While not coming as a huge shock, eBay announced it is shutting down its eBay Now same-day delivery service in several markets, and also ending another pilot that provided same-day delivery from 80-plus local merchants in Brooklyn, NY, after finding its core offerings weren’t a fit for the “I need it now” economy.
The decision comes as eBay is moving ahead as a standalone entity after last week’s spinoff of the fast-growing PayPal division, and slowing down as it battles against major ecommerce rivals Amazon and Google. PayPal accounted for more than half of the $4.4 billion in second quarter revenue eBay reported two weeks ago, less than the $4.5 billion analysts had been expecting.

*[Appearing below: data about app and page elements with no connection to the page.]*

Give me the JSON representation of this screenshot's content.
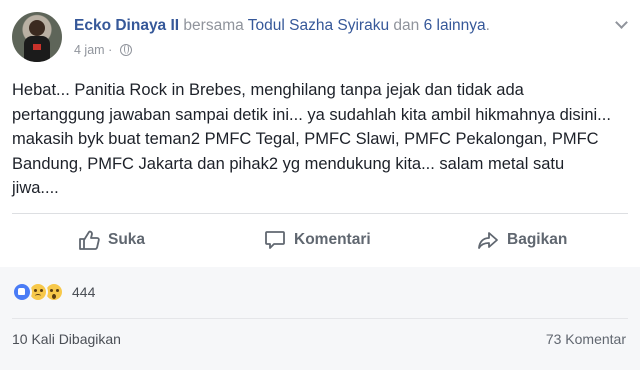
{
  "post": {
    "author": "Ecko Dinaya II",
    "with_word": "bersama",
    "tagged": "Todul Sazha Syiraku",
    "and_word": "dan",
    "others": "6 lainnya",
    "trailing": ".",
    "time": "4 jam",
    "separator": "·",
    "privacy_icon": "globe-icon",
    "text": "Hebat... Panitia Rock in Brebes, menghilang tanpa jejak dan tidak ada pertanggung jawaban sampai detik ini... ya sudahlah kita ambil hikmahnya disini... makasih byk buat teman2 PMFC Tegal, PMFC Slawi, PMFC Pekalongan, PMFC Bandung, PMFC Jakarta dan pihak2 yg mendukung kita... salam metal satu jiwa...."
  },
  "actions": {
    "like": "Suka",
    "comment": "Komentari",
    "share": "Bagikan"
  },
  "footer": {
    "reaction_icons": [
      "like-reaction-icon",
      "sad-reaction-icon",
      "wow-reaction-icon"
    ],
    "reaction_count": "444",
    "shares": "10 Kali Dibagikan",
    "comments": "73 Komentar"
  },
  "colors": {
    "link": "#365899",
    "muted": "#90949c",
    "action": "#606770",
    "footer_bg": "#f6f7f9"
  }
}
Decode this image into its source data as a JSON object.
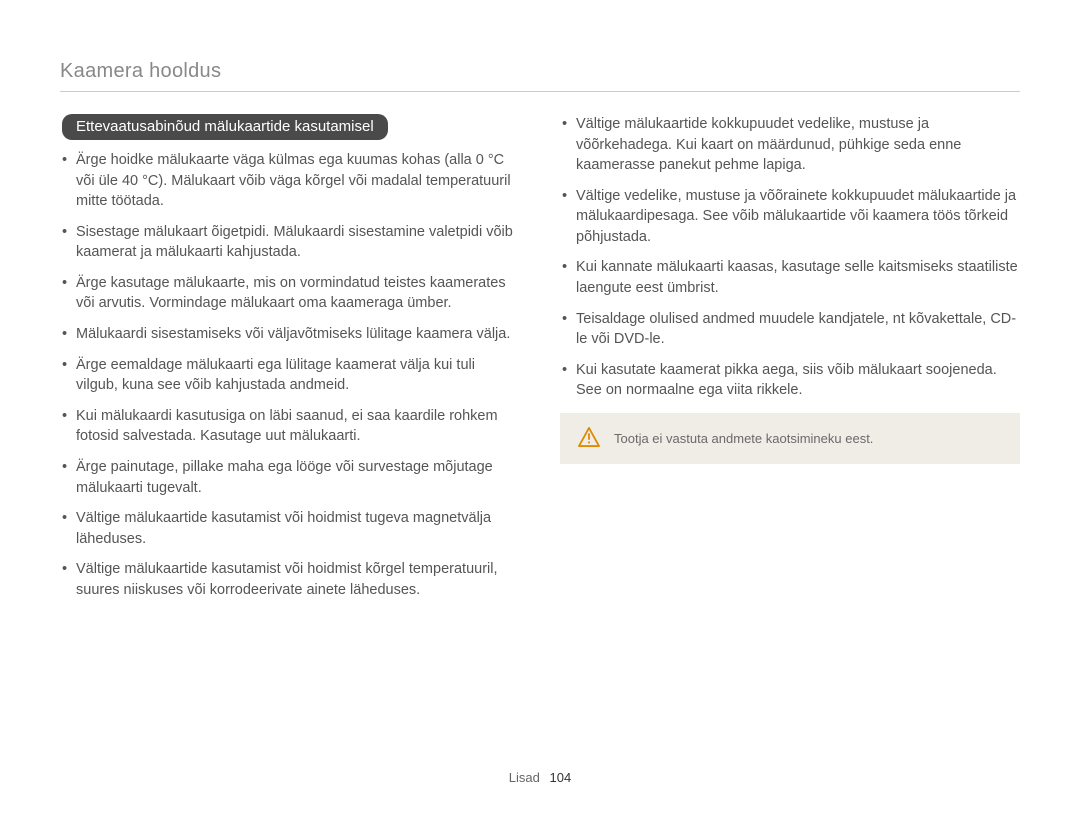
{
  "header": {
    "title": "Kaamera hooldus"
  },
  "section": {
    "heading": "Ettevaatusabinõud mälukaartide kasutamisel"
  },
  "left_items": [
    "Ärge hoidke mälukaarte väga külmas ega kuumas kohas (alla 0 °C või üle 40 °C). Mälukaart võib väga kõrgel või madalal temperatuuril mitte töötada.",
    "Sisestage mälukaart õigetpidi. Mälukaardi sisestamine valetpidi võib kaamerat ja mälukaarti kahjustada.",
    "Ärge kasutage mälukaarte, mis on vormindatud teistes kaamerates või arvutis. Vormindage mälukaart oma kaameraga ümber.",
    "Mälukaardi sisestamiseks või väljavõtmiseks lülitage kaamera välja.",
    "Ärge eemaldage mälukaarti ega lülitage kaamerat välja kui tuli vilgub, kuna see võib kahjustada andmeid.",
    "Kui mälukaardi kasutusiga on läbi saanud, ei saa kaardile rohkem fotosid salvestada. Kasutage uut mälukaarti.",
    "Ärge painutage, pillake maha ega lööge või survestage mõjutage mälukaarti tugevalt.",
    "Vältige mälukaartide kasutamist või hoidmist tugeva magnetvälja läheduses.",
    "Vältige mälukaartide kasutamist või hoidmist kõrgel temperatuuril, suures niiskuses või korrodeerivate ainete läheduses."
  ],
  "right_items": [
    "Vältige mälukaartide kokkupuudet vedelike, mustuse ja võõrkehadega. Kui kaart on määrdunud, pühkige seda enne kaamerasse panekut pehme lapiga.",
    "Vältige vedelike, mustuse ja võõrainete kokkupuudet mälukaartide ja mälukaardipesaga. See võib mälukaartide või kaamera töös tõrkeid põhjustada.",
    "Kui kannate mälukaarti kaasas, kasutage selle kaitsmiseks staatiliste laengute eest ümbrist.",
    "Teisaldage olulised andmed muudele kandjatele, nt kõvakettale, CD-le või DVD-le.",
    "Kui kasutate kaamerat pikka aega, siis võib mälukaart soojeneda. See on normaalne ega viita rikkele."
  ],
  "note": {
    "text": "Tootja ei vastuta andmete kaotsimineku eest."
  },
  "footer": {
    "section": "Lisad",
    "page_number": "104"
  }
}
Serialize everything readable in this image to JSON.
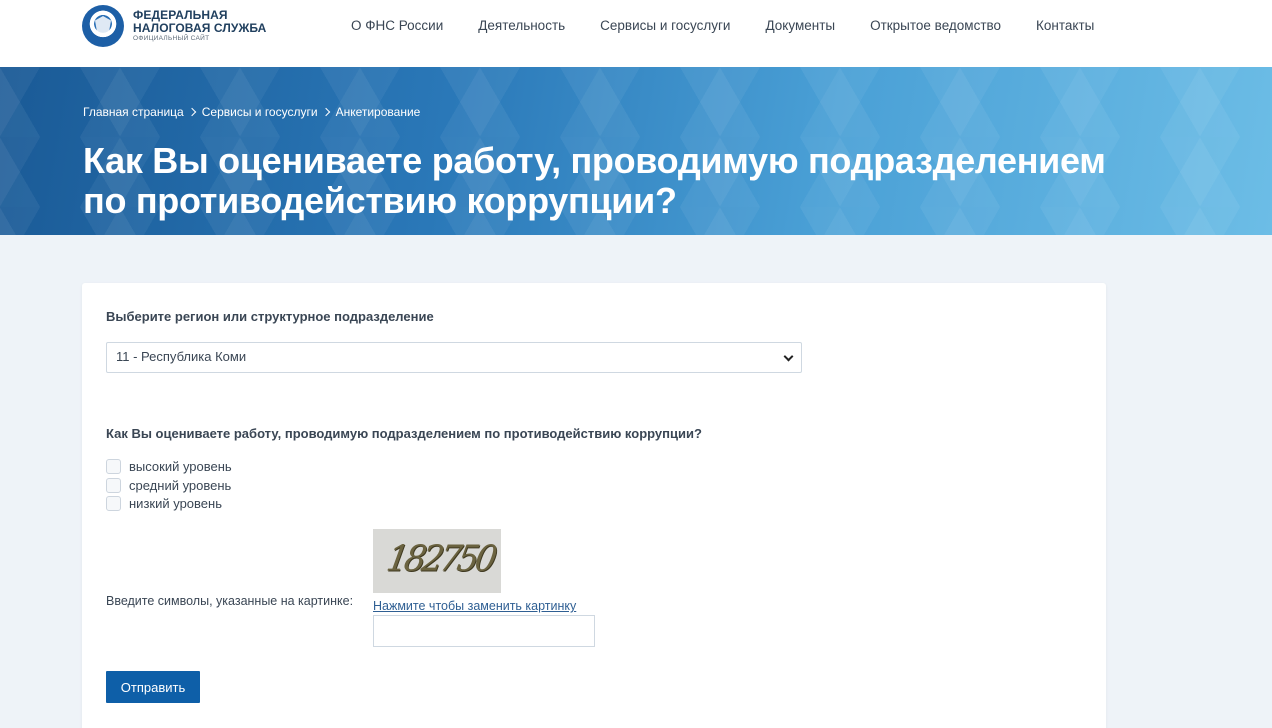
{
  "header": {
    "logo": {
      "line1": "ФЕДЕРАЛЬНАЯ",
      "line2": "НАЛОГОВАЯ СЛУЖБА",
      "sub": "ОФИЦИАЛЬНЫЙ САЙТ"
    },
    "nav": [
      {
        "label": "О ФНС России"
      },
      {
        "label": "Деятельность"
      },
      {
        "label": "Сервисы и госуслуги"
      },
      {
        "label": "Документы"
      },
      {
        "label": "Открытое ведомство"
      },
      {
        "label": "Контакты"
      }
    ]
  },
  "breadcrumb": [
    "Главная страница",
    "Сервисы и госуслуги",
    "Анкетирование"
  ],
  "page_title": "Как Вы оцениваете работу, проводимую подразделением по противодействию коррупции?",
  "form": {
    "region_label": "Выберите регион или структурное подразделение",
    "region_value": "11 - Республика Коми",
    "question": "Как Вы оцениваете работу, проводимую подразделением по противодействию коррупции?",
    "options": [
      {
        "label": "высокий уровень",
        "checked": false
      },
      {
        "label": "средний уровень",
        "checked": false
      },
      {
        "label": "низкий уровень",
        "checked": false
      }
    ],
    "captcha_label": "Введите символы, указанные на картинке:",
    "captcha_code": "182750",
    "captcha_refresh": "Нажмите чтобы заменить картинку",
    "captcha_value": "",
    "submit_label": "Отправить"
  },
  "colors": {
    "accent": "#0e5fa8",
    "hero_start": "#1a5a96",
    "hero_end": "#6cbde6",
    "page_bg": "#eef3f8"
  }
}
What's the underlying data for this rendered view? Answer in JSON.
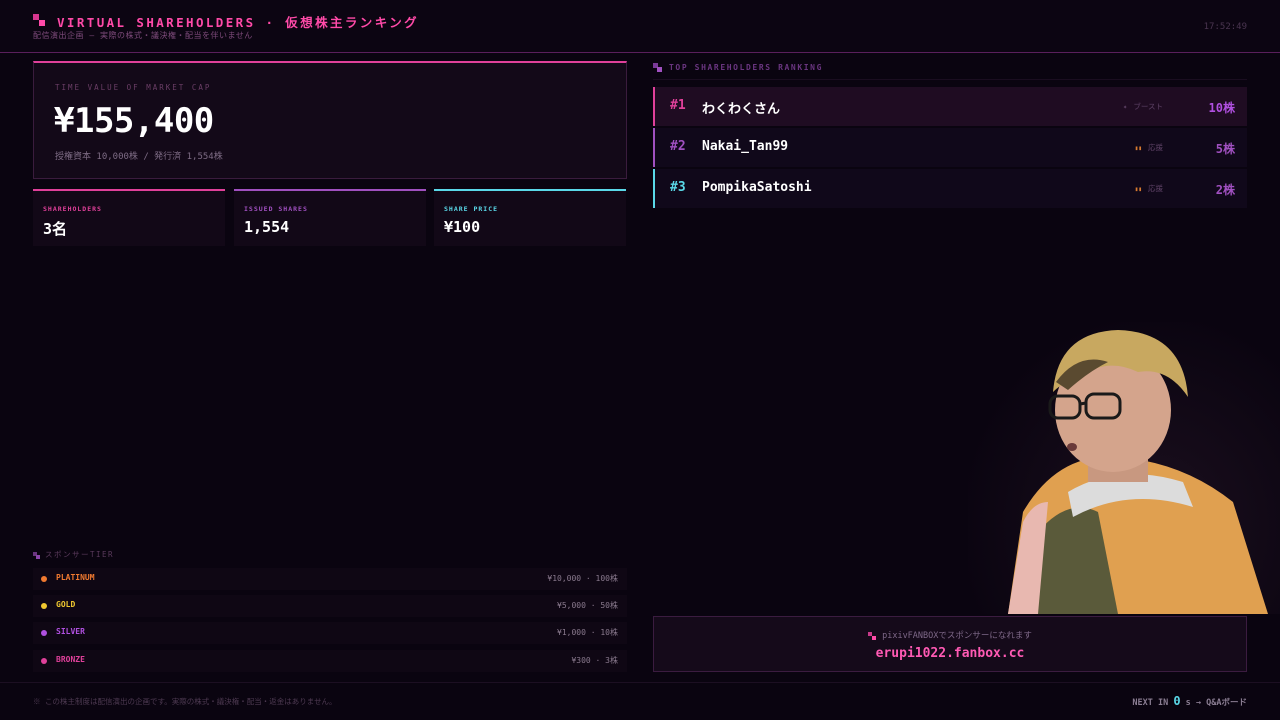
{
  "header": {
    "title": "VIRTUAL SHAREHOLDERS · 仮想株主ランキング",
    "subtitle": "配信演出企画 — 実際の株式・議決権・配当を伴いません",
    "clock": "17:52:49"
  },
  "market_cap": {
    "label": "TIME VALUE OF MARKET CAP",
    "value": "¥155,400",
    "detail": "授権資本 10,000株 / 発行済 1,554株"
  },
  "stats": [
    {
      "label": "SHAREHOLDERS",
      "value": "3名",
      "color": "#e0409a"
    },
    {
      "label": "ISSUED SHARES",
      "value": "1,554",
      "color": "#a050c0"
    },
    {
      "label": "SHARE PRICE",
      "value": "¥100",
      "color": "#5ad8e8"
    }
  ],
  "tiers": {
    "heading": "スポンサーTIER",
    "items": [
      {
        "name": "PLATINUM",
        "price": "¥10,000 · 100株",
        "color": "#f07a30"
      },
      {
        "name": "GOLD",
        "price": "¥5,000 · 50株",
        "color": "#f0c830"
      },
      {
        "name": "SILVER",
        "price": "¥1,000 · 10株",
        "color": "#b050e0"
      },
      {
        "name": "BRONZE",
        "price": "¥300 · 3株",
        "color": "#e0409a"
      }
    ]
  },
  "ranking": {
    "heading": "TOP SHAREHOLDERS RANKING",
    "rows": [
      {
        "pos": "#1",
        "name": "わくわくさん",
        "tag_icon": "rocket-icon",
        "tag_glyph": "✦",
        "tag": "ブースト",
        "shares": "10株",
        "color": "#e0409a"
      },
      {
        "pos": "#2",
        "name": "Nakai_Tan99",
        "tag_icon": "cheer-icon",
        "tag_glyph": "▮▮",
        "tag": "応援",
        "shares": "5株",
        "color": "#a050c0"
      },
      {
        "pos": "#3",
        "name": "PompikaSatoshi",
        "tag_icon": "cheer-icon",
        "tag_glyph": "▮▮",
        "tag": "応援",
        "shares": "2株",
        "color": "#5ad8e8"
      }
    ]
  },
  "fanbox": {
    "line1": "pixivFANBOXでスポンサーになれます",
    "url": "erupi1022.fanbox.cc"
  },
  "footer": {
    "note": "※ この株主制度は配信演出の企画です。実際の株式・議決権・配当・返金はありません。",
    "next_prefix": "NEXT IN",
    "next_num": "0",
    "next_suffix": "s → Q&Aボード"
  }
}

eBay Now, which was started three years ago, had been operating in New York, Chicago, Dallas and in many sections of the San Francisco Bay area. After acquiring UK-based Shutl in 2013, eBay Now was supposed to expand to 25 urban markets by the end of 2014, but the growth never materialized.
In one signal that the service wouldn’t last, eBay last fall folded the standalone eBay Now app into its core app. The company said it plans to continue to pilot scheduled delivery in the UK. It will also explore “delivery and pick-up/drop-off programs that are relevant to many more of our 25 million sellers, and that cover a wider variety of inventory that consumers tell us they want,” said R.J. PIttman, eBay’s Chief Product Officer in a blog post.
eBay also said it was ditching three other mobile apps – eBay Motors, eBay Fashion and eBay Valet – to focus on driving traffic to its primary apps and avoiding customer confusion. The key functionality of each is being folded into the core eBay apps.
“While we saw encouraging results with the eBay Now service, we always intended it as a pilot,” said eBay spokesperson Kari Ramirez. “(eBay Now and the Brooklyn service) will be wrapping up by the end of the month.”
Ramirez said eBay used both programs to test and evaluate local capabilities. “We are now exploring delivery and pickup options that will be relevant to our 25 million sellers,” she said.
She also said eBay found that the types of things that people buy on its site “aren’t necessarily those that are in high demand for same-day deliver. “Also, same-day options for the most part exclude core eBay sellers who don’t have offline locations,” Ramirez said.
“We want to enable the most relevant solutions for our customers, and offer those that are most in line with local shopping and delivery preferences around the world,” she said. “That’s why we continue to explore a variety of delivery options such as buy online pickup in store and click and collect that best connect customers at scale.”